"Just when your friends may think you should be getting on with your life, a long period of sad reflection will likely overtake you. This is a normal stage of grief, so do not be "talked out of it" by well-meaning outsiders. Encouragement from others is not helpful to you during this stage of grieving.
During this time, you finally realize the true magnitude of your loss, and it depresses you. You may isolate yourself on purpose, reflect on things you did with your lost one, and focus on memories of the past. You may sense feelings of emptiness or despair".
I include this quote today as a gentle reminder to others that when a griever seems to want to be alone, that is perfectly normal and acceptable. It is nothing to do with you or what they think of you as a person.

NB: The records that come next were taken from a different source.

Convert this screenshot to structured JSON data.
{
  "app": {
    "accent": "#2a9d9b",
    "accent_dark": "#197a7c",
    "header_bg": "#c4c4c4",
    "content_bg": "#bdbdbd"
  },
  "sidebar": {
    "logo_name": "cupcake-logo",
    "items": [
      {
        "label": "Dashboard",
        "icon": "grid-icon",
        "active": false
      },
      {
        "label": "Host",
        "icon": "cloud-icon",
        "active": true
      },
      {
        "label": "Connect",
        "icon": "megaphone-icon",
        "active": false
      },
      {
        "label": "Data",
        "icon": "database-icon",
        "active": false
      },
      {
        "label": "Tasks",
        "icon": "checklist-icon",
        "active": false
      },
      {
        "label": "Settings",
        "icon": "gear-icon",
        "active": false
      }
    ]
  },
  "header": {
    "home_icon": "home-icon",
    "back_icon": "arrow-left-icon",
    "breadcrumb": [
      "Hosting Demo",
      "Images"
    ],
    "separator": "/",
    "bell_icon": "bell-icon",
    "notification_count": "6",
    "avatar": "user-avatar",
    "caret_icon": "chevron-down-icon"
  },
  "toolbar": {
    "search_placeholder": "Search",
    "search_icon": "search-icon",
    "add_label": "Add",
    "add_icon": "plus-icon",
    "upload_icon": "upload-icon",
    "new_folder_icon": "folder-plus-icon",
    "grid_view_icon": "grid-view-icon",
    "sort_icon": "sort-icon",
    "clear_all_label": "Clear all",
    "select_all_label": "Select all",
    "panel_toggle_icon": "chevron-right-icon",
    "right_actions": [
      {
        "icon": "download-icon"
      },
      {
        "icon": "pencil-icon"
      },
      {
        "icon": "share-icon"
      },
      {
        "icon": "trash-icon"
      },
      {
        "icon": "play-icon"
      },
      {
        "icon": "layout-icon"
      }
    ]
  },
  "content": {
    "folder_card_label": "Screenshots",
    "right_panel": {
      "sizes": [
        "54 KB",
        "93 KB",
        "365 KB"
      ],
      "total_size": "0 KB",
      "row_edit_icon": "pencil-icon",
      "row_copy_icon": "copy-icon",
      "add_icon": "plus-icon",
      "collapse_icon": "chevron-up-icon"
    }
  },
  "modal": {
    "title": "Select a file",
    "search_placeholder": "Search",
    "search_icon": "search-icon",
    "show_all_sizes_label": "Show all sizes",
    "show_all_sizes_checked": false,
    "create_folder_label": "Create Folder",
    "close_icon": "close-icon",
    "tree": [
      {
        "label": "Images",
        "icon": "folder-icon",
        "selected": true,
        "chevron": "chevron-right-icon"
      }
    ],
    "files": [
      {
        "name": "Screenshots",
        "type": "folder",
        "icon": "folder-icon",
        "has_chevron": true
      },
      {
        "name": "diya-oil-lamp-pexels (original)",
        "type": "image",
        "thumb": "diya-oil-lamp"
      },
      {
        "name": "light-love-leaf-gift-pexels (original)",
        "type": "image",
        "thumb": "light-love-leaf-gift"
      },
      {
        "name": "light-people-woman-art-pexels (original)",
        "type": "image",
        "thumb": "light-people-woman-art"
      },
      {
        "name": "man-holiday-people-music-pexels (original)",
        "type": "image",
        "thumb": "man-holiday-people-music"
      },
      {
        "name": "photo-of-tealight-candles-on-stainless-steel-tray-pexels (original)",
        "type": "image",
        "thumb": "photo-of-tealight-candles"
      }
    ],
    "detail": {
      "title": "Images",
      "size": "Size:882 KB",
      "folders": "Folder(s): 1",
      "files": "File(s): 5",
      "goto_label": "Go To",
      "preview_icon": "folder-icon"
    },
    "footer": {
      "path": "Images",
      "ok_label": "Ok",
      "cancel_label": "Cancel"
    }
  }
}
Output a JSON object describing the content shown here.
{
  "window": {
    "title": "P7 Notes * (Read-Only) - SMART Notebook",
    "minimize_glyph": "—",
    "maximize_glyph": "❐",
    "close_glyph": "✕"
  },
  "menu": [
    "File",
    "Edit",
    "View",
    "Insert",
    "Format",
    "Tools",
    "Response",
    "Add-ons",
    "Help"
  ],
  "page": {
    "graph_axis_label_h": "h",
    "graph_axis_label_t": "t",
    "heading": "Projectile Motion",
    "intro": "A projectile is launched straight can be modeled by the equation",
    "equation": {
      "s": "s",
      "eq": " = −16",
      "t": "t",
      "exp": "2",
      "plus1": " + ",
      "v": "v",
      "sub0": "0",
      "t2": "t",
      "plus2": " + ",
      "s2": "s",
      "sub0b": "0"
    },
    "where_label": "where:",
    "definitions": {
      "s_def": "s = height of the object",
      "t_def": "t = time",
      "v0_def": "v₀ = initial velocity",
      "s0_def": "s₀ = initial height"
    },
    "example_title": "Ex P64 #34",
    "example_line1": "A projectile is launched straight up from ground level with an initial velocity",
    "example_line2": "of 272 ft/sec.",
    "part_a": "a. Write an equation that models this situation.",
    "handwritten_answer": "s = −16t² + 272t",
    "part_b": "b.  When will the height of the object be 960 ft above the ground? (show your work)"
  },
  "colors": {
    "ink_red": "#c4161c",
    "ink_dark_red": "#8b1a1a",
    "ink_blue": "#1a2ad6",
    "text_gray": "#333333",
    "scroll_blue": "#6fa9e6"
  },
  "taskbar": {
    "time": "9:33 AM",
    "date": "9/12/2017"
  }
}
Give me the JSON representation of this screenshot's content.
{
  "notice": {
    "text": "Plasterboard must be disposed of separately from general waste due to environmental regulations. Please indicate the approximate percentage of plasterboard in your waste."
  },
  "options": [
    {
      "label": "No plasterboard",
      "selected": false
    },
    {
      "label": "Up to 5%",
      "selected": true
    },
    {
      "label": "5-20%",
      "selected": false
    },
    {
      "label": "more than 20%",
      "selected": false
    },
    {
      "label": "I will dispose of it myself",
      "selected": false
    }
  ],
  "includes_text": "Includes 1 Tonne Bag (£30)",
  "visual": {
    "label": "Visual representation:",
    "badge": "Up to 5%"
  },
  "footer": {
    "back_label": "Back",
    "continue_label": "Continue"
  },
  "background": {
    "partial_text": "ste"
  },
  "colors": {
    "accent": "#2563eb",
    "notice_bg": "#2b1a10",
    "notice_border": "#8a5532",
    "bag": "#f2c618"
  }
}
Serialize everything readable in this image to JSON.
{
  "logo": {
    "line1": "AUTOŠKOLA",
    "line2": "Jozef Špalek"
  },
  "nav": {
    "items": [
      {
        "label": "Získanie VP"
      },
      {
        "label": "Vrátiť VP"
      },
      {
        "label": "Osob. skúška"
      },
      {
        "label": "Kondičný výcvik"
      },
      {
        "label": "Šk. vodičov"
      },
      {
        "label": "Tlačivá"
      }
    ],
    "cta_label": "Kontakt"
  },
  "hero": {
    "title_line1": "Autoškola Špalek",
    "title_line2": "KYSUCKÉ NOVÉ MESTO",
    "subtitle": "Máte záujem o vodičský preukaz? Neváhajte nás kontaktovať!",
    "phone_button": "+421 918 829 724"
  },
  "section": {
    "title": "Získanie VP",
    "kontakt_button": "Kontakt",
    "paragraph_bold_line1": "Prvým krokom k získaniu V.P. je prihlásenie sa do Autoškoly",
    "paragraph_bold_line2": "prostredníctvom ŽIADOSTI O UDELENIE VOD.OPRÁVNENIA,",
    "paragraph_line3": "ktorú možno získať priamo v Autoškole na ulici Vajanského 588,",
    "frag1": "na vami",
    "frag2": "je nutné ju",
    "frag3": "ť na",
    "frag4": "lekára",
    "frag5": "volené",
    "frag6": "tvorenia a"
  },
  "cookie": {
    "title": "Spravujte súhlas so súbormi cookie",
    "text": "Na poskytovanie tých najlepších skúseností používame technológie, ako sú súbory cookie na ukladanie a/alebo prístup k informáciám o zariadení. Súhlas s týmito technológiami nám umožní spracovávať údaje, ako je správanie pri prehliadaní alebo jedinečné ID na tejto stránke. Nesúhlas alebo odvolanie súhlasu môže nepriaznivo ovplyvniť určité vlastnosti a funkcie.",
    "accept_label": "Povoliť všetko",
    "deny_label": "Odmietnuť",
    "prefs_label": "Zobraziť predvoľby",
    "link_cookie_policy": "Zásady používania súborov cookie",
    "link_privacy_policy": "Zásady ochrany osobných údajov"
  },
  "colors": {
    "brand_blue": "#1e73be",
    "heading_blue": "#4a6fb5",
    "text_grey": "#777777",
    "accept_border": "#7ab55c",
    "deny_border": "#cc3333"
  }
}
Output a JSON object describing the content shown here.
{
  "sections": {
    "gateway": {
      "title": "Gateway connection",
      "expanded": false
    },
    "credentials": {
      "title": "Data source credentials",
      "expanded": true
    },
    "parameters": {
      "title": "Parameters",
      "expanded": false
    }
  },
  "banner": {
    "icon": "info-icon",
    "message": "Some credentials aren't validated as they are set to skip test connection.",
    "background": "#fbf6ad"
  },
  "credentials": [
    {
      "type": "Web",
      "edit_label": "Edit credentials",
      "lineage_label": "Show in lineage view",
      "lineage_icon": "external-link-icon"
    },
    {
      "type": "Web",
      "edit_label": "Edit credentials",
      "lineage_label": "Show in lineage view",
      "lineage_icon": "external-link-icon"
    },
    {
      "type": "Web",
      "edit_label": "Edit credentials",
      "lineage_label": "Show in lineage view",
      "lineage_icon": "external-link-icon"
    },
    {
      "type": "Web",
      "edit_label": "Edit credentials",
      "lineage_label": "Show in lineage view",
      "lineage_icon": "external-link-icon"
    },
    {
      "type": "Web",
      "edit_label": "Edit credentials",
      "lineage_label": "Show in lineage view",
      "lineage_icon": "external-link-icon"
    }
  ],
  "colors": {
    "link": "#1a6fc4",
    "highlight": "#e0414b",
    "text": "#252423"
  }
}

They are not trying to subtly tell you they dislike you or prefer the company of someone else. They are simply grieving and behaving normally for someone in that much pain. Sometimes being alone is the most helpful thing for them.
When the magnitude of the loss becomes too great, it can bring us to our knees. We need time to think, to ponder, to go over the details of our loved one's life and death over and over again in our minds until we can find some measure of resolution on some aspect of it.
Please understand that asking the griever to do the work - to call you or to stop by your place or to make the effort to socialize can seem overwhelming to them.
Even in times of isolation and sadness it is important to let the griever know you care. While they may not want to see anyone, a simple email, note, or phone call saying you are thinking about them and still care can make a huge difference.
Rather than looking at the griever's behavior and trying to decide if it is normal or not compared to your own, understand that they are in a position you cannot even imagine. Your ideas about what is normal behavior for them are misguided, at best. You may think you can imagine what you would do in their position but that is impossible. Instead accept them for where they are at knowing that their pain is too deep and overwhelming for you to understand without having walked in their shoes. Be the listener they need rather than the giver of advice. Each widow(er's) journey is different and there is no "right way" to grieve. Remember, they know far more about THEIR grief than you do, even if you have suffered a similar loss.
And above all, do not hold this behavior against them later on down the road. While you may never understand why they chose to be alone at certain times or why they seemed so sad for so long, their behavior was still completely normal.
The analogy that best sums up the grieving process is one which describes the journey as walking through a mountain range. As you climb one mountain, you feel normal, positive, and healed. But eventually, you must traverse the other side of the mountain. And as you climb down the other side, you feel isolated, sad, and pain. This process is repeated as you climb one mountain only to find another waiting for you. And then one day, you find that you have reached the end of the mountain range. And peace and resolution await.
As difficult as it may be, you must remind yourself that it is not about you. It is about the loss of their spouse.